Trumpet lilies are heavily, deliciously scented, can grow 6 feet tall and may need staking, particularly if you grow them in partial shade. My hands-down favorite is ‘Golden Splendor,’ an heirloom with elongated maroon buds opening to a perfection of a golden flower. Gibson recommends a new series of trumpet lilies called ‘Angels’ that have stouter stems and less droopy flowers than the more old-fashioned trumpets.
The pure white ‘Casablanca’ has come to characterize Oriental lilies with its huge, sweet-smelling August flowers. I prefer the deep pink ‘Sorbonne,’ which has a spicier, less Hawaiian fragrance, but any Oriental lily is downright spectacular. They bloom well into August and over time will spread into a big, beautiful clump.
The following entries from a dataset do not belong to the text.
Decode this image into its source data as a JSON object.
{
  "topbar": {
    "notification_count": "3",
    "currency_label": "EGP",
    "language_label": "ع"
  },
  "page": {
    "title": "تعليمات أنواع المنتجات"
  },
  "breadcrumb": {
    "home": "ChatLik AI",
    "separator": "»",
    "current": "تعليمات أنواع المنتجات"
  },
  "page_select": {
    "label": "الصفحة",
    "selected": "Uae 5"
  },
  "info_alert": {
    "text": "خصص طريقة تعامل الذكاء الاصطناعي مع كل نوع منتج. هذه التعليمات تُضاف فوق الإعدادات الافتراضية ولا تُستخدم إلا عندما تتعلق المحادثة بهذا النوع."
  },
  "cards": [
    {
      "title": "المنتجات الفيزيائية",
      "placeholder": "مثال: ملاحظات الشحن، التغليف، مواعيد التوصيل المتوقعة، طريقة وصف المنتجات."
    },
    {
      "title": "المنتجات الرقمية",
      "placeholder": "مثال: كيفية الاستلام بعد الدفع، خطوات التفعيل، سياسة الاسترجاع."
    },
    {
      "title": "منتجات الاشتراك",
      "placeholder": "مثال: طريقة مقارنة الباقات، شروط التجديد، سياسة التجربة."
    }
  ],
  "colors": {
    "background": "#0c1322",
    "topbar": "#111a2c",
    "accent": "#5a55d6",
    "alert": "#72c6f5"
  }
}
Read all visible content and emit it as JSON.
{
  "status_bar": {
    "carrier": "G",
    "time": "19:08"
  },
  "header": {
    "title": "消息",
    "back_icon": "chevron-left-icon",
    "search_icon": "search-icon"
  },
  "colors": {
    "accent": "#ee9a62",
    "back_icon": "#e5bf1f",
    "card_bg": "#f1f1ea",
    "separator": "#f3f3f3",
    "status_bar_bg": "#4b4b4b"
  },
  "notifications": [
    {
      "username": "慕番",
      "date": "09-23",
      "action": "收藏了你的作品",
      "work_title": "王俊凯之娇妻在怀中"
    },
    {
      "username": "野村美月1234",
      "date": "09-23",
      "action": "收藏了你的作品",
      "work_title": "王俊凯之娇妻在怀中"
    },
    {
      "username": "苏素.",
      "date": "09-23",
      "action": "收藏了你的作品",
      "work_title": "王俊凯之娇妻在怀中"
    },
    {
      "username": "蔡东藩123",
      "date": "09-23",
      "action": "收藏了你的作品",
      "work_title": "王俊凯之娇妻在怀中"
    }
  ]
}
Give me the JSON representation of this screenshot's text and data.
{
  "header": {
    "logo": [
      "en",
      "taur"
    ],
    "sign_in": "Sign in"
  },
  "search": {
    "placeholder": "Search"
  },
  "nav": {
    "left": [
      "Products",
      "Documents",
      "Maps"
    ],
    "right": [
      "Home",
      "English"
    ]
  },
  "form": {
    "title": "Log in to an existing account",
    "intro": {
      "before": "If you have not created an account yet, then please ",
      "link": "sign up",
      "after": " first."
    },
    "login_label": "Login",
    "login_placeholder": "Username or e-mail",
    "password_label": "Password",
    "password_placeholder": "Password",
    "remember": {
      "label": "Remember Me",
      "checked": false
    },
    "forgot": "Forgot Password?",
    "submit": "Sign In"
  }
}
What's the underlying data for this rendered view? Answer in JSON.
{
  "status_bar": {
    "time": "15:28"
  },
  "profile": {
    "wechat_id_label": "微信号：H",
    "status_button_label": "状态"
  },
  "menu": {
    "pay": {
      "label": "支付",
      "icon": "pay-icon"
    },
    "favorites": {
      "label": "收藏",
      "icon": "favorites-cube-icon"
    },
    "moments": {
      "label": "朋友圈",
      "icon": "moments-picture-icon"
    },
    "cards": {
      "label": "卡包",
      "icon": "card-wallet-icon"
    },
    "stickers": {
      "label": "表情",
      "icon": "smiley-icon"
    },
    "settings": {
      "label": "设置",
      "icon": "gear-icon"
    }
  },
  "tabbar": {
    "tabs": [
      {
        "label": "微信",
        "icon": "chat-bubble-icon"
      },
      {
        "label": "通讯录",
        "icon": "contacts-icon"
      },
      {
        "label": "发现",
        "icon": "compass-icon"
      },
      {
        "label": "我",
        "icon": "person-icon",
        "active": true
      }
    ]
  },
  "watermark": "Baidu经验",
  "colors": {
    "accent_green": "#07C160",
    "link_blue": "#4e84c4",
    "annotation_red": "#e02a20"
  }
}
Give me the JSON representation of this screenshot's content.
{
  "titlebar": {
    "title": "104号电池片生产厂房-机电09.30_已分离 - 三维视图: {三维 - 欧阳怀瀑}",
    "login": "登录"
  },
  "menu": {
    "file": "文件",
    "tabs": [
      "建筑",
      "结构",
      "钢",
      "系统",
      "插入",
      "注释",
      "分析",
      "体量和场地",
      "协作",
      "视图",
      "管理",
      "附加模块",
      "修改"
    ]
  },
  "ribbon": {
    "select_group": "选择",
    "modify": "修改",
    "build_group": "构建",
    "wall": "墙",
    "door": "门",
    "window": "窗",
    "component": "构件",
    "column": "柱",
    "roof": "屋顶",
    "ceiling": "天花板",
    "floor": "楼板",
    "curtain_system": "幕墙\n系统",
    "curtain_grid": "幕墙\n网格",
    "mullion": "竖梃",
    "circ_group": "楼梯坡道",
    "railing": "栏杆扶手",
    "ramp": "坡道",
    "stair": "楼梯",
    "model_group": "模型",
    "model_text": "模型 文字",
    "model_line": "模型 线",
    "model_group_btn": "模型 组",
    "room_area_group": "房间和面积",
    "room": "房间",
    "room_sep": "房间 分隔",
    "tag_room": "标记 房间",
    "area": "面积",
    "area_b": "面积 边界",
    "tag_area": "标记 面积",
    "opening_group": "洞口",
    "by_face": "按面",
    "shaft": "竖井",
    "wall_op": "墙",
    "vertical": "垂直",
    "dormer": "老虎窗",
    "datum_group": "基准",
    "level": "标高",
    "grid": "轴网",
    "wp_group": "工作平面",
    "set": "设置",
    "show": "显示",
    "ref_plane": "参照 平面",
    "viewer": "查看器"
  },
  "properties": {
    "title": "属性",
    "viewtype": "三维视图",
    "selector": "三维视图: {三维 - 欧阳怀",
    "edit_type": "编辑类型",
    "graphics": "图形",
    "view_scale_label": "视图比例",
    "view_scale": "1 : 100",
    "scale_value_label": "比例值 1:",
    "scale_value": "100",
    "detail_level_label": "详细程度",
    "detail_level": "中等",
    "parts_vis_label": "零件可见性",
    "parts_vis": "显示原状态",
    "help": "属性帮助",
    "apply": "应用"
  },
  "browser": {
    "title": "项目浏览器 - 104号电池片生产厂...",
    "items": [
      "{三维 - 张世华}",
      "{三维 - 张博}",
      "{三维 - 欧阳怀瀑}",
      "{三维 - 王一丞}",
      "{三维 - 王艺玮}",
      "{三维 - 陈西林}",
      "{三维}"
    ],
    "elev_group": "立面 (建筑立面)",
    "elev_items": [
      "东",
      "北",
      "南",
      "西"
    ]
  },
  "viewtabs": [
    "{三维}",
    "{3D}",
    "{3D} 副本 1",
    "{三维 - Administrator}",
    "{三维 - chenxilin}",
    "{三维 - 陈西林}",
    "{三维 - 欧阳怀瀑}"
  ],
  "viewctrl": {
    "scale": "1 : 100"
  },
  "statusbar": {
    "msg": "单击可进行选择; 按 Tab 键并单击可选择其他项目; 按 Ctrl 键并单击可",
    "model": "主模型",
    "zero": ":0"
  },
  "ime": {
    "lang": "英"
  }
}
The last few years, all I’ve planted are Orienpet lilies, bred to combine the best characteristics of trumpets and Orientals. They’ve proven to have a strong, sweet scent with flowers as gorgeous as any of the Orientals. They multiply faithfully and can take light shade. The stems are stout, need little staking, and even though Gibson says the average height is 4 feet, I haven’t had a clump that hasn’t towered well over my head.
And here’s the most beguiling reason to fall in love with lilies: They seem to draw in sunshine during the day, then as dusk gathers, release that energy in a torrent of fragrance to scent the long July and August twilights. That’s a memory to get us down on our knees digging nice deep holes for new lily bulbs in November. Happy planting.
Valerie Easton is a Seattle freelance writer. Her latest book is “Petal & Twig.” Easton can be reached at firstname.lastname@example.org.